→ WHAT NEEDS TO BE DONE
Each entry needs to be restated exactly as written.

→ THE DATA
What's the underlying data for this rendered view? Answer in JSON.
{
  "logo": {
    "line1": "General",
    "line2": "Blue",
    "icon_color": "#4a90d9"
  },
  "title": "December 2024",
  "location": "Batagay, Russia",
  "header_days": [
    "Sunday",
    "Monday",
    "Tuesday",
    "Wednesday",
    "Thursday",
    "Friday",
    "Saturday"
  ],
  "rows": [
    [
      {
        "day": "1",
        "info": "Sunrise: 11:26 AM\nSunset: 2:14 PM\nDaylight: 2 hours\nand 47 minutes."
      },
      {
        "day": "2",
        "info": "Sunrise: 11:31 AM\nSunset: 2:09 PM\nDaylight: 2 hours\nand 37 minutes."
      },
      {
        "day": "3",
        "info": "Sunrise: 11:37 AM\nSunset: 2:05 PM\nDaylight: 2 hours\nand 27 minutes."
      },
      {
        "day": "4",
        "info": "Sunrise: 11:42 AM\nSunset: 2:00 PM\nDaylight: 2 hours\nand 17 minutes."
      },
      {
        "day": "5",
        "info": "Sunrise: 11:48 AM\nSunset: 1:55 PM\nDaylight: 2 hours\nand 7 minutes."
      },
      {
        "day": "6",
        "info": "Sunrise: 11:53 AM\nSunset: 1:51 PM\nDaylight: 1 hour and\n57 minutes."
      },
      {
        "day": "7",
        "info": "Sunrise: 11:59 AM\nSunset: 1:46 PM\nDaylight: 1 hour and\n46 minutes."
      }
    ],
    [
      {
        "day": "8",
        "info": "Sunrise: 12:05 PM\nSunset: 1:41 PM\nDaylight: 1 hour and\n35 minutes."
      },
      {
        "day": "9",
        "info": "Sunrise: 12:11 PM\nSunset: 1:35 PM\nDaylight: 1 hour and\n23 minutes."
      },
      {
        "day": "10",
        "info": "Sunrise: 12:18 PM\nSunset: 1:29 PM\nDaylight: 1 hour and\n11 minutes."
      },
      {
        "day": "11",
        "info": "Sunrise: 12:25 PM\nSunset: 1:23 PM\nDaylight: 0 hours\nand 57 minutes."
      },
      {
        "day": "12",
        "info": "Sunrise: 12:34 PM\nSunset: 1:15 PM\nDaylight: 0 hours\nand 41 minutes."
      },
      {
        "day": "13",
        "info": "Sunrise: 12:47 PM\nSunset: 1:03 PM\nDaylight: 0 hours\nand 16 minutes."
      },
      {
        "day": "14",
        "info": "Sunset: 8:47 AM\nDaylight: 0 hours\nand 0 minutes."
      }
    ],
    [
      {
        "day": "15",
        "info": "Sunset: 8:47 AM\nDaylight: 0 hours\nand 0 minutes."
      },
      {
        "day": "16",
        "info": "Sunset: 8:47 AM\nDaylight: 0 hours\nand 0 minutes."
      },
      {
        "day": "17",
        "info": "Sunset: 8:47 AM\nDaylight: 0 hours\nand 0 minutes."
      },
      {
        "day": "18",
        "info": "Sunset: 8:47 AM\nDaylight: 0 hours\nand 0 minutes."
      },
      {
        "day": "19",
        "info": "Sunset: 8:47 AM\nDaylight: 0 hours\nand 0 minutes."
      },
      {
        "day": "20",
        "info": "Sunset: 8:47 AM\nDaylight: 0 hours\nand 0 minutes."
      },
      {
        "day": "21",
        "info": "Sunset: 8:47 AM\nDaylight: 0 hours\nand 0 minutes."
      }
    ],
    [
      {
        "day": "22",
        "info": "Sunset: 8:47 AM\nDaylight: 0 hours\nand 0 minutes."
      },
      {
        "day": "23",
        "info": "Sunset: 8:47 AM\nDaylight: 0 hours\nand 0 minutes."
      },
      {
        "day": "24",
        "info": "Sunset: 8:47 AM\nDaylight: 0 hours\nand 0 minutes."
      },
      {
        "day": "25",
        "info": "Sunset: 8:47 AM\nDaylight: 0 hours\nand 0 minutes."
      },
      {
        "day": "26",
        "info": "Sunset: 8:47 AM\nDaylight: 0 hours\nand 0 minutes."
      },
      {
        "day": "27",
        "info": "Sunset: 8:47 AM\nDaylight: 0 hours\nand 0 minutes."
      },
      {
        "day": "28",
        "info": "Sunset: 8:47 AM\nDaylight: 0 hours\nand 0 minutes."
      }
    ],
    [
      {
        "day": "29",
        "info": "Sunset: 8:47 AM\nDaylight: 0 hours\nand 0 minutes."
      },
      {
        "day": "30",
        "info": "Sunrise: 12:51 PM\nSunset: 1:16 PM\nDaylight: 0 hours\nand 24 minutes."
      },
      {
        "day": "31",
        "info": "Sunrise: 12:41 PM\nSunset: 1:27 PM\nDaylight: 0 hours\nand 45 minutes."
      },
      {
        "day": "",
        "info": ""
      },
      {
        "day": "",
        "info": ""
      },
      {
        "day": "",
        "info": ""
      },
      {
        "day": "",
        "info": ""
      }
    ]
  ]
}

→ ANSWER BELOW
What's the underlying data for this rendered view? Answer in JSON.
{
  "logo": {
    "line1": "General",
    "line2": "Blue",
    "icon_color": "#4a90d9"
  },
  "title": "December 2024",
  "location": "Batagay, Russia",
  "header_days": [
    "Sunday",
    "Monday",
    "Tuesday",
    "Wednesday",
    "Thursday",
    "Friday",
    "Saturday"
  ],
  "rows": [
    [
      {
        "day": "1",
        "info": "Sunrise: 11:26 AM\nSunset: 2:14 PM\nDaylight: 2 hours\nand 47 minutes."
      },
      {
        "day": "2",
        "info": "Sunrise: 11:31 AM\nSunset: 2:09 PM\nDaylight: 2 hours\nand 37 minutes."
      },
      {
        "day": "3",
        "info": "Sunrise: 11:37 AM\nSunset: 2:05 PM\nDaylight: 2 hours\nand 27 minutes."
      },
      {
        "day": "4",
        "info": "Sunrise: 11:42 AM\nSunset: 2:00 PM\nDaylight: 2 hours\nand 17 minutes."
      },
      {
        "day": "5",
        "info": "Sunrise: 11:48 AM\nSunset: 1:55 PM\nDaylight: 2 hours\nand 7 minutes."
      },
      {
        "day": "6",
        "info": "Sunrise: 11:53 AM\nSunset: 1:51 PM\nDaylight: 1 hour and\n57 minutes."
      },
      {
        "day": "7",
        "info": "Sunrise: 11:59 AM\nSunset: 1:46 PM\nDaylight: 1 hour and\n46 minutes."
      }
    ],
    [
      {
        "day": "8",
        "info": "Sunrise: 12:05 PM\nSunset: 1:41 PM\nDaylight: 1 hour and\n35 minutes."
      },
      {
        "day": "9",
        "info": "Sunrise: 12:11 PM\nSunset: 1:35 PM\nDaylight: 1 hour and\n23 minutes."
      },
      {
        "day": "10",
        "info": "Sunrise: 12:18 PM\nSunset: 1:29 PM\nDaylight: 1 hour and\n11 minutes."
      },
      {
        "day": "11",
        "info": "Sunrise: 12:25 PM\nSunset: 1:23 PM\nDaylight: 0 hours\nand 57 minutes."
      },
      {
        "day": "12",
        "info": "Sunrise: 12:34 PM\nSunset: 1:15 PM\nDaylight: 0 hours\nand 41 minutes."
      },
      {
        "day": "13",
        "info": "Sunrise: 12:47 PM\nSunset: 1:03 PM\nDaylight: 0 hours\nand 16 minutes."
      },
      {
        "day": "14",
        "info": "Sunset: 8:47 AM\nDaylight: 0 hours\nand 0 minutes."
      }
    ],
    [
      {
        "day": "15",
        "info": "Sunset: 8:47 AM\nDaylight: 0 hours\nand 0 minutes."
      },
      {
        "day": "16",
        "info": "Sunset: 8:47 AM\nDaylight: 0 hours\nand 0 minutes."
      },
      {
        "day": "17",
        "info": "Sunset: 8:47 AM\nDaylight: 0 hours\nand 0 minutes."
      },
      {
        "day": "18",
        "info": "Sunset: 8:47 AM\nDaylight: 0 hours\nand 0 minutes."
      },
      {
        "day": "19",
        "info": "Sunset: 8:47 AM\nDaylight: 0 hours\nand 0 minutes."
      },
      {
        "day": "20",
        "info": "Sunset: 8:47 AM\nDaylight: 0 hours\nand 0 minutes."
      },
      {
        "day": "21",
        "info": "Sunset: 8:47 AM\nDaylight: 0 hours\nand 0 minutes."
      }
    ],
    [
      {
        "day": "22",
        "info": "Sunset: 8:47 AM\nDaylight: 0 hours\nand 0 minutes."
      },
      {
        "day": "23",
        "info": "Sunset: 8:47 AM\nDaylight: 0 hours\nand 0 minutes."
      },
      {
        "day": "24",
        "info": "Sunset: 8:47 AM\nDaylight: 0 hours\nand 0 minutes."
      },
      {
        "day": "25",
        "info": "Sunset: 8:47 AM\nDaylight: 0 hours\nand 0 minutes."
      },
      {
        "day": "26",
        "info": "Sunset: 8:47 AM\nDaylight: 0 hours\nand 0 minutes."
      },
      {
        "day": "27",
        "info": "Sunset: 8:47 AM\nDaylight: 0 hours\nand 0 minutes."
      },
      {
        "day": "28",
        "info": "Sunset: 8:47 AM\nDaylight: 0 hours\nand 0 minutes."
      }
    ],
    [
      {
        "day": "29",
        "info": "Sunset: 8:47 AM\nDaylight: 0 hours\nand 0 minutes."
      },
      {
        "day": "30",
        "info": "Sunrise: 12:51 PM\nSunset: 1:16 PM\nDaylight: 0 hours\nand 24 minutes."
      },
      {
        "day": "31",
        "info": "Sunrise: 12:41 PM\nSunset: 1:27 PM\nDaylight: 0 hours\nand 45 minutes."
      },
      {
        "day": "",
        "info": ""
      },
      {
        "day": "",
        "info": ""
      },
      {
        "day": "",
        "info": ""
      },
      {
        "day": "",
        "info": ""
      }
    ]
  ]
}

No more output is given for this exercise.